–Barbara Slavin, former Assistant Managing Editor at The Washington Times; author of Bitter Friends Bosom Enemies: Iran, the U.S. and the Twisted Path to Confrontation

An excellent tool to use as an introduction to a little understood part of the world.

–Rae Viscovi, Dean of Academic Studies, Town School for Boys, San Francisco


This film provided my students with a new understanding of and appreciation for Iranians. I don’t think any other class activity/reading has made such a lasting and profound impression on them.

–Genoa Shepley, instructor, Department of Writing and Rhetoric, University of Rhode Island

The film’s potential for classrooms of all ages is limitless and it is exactly what teachers need to help students enter into a world they need to know more about.
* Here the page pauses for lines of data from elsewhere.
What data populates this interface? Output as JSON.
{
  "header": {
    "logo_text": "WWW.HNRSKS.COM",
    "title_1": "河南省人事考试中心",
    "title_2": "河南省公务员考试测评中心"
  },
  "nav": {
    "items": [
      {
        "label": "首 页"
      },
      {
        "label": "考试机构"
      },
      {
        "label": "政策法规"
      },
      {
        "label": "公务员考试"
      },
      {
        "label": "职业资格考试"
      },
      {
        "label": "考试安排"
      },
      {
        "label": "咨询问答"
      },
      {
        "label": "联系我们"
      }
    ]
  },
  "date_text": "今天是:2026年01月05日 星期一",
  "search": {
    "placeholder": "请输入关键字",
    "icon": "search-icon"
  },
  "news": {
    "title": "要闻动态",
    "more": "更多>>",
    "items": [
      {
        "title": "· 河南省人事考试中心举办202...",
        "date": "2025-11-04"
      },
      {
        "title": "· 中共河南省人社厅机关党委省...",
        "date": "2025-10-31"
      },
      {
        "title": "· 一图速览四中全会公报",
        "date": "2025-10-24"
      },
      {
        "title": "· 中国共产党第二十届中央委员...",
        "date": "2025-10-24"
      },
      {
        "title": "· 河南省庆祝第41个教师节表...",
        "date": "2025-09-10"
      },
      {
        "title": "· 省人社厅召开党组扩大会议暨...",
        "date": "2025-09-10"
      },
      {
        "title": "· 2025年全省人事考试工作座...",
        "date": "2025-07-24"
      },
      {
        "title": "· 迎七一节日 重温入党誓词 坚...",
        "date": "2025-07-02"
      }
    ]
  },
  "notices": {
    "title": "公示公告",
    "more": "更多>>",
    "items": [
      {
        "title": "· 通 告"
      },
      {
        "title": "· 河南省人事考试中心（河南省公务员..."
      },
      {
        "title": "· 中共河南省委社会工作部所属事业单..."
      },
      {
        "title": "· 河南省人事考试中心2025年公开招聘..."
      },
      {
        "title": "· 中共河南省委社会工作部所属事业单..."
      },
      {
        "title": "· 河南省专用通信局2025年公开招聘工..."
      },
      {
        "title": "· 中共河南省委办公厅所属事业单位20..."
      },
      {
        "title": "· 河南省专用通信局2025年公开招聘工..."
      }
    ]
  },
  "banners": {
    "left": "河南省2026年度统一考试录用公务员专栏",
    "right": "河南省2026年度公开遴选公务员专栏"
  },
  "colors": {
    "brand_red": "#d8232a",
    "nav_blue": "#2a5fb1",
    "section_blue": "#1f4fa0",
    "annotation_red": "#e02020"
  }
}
– Joan Brodsky Schur, Educational Consultant, Author and Curriculum Developer for middle and high schools Social Studies Coordinator, New York City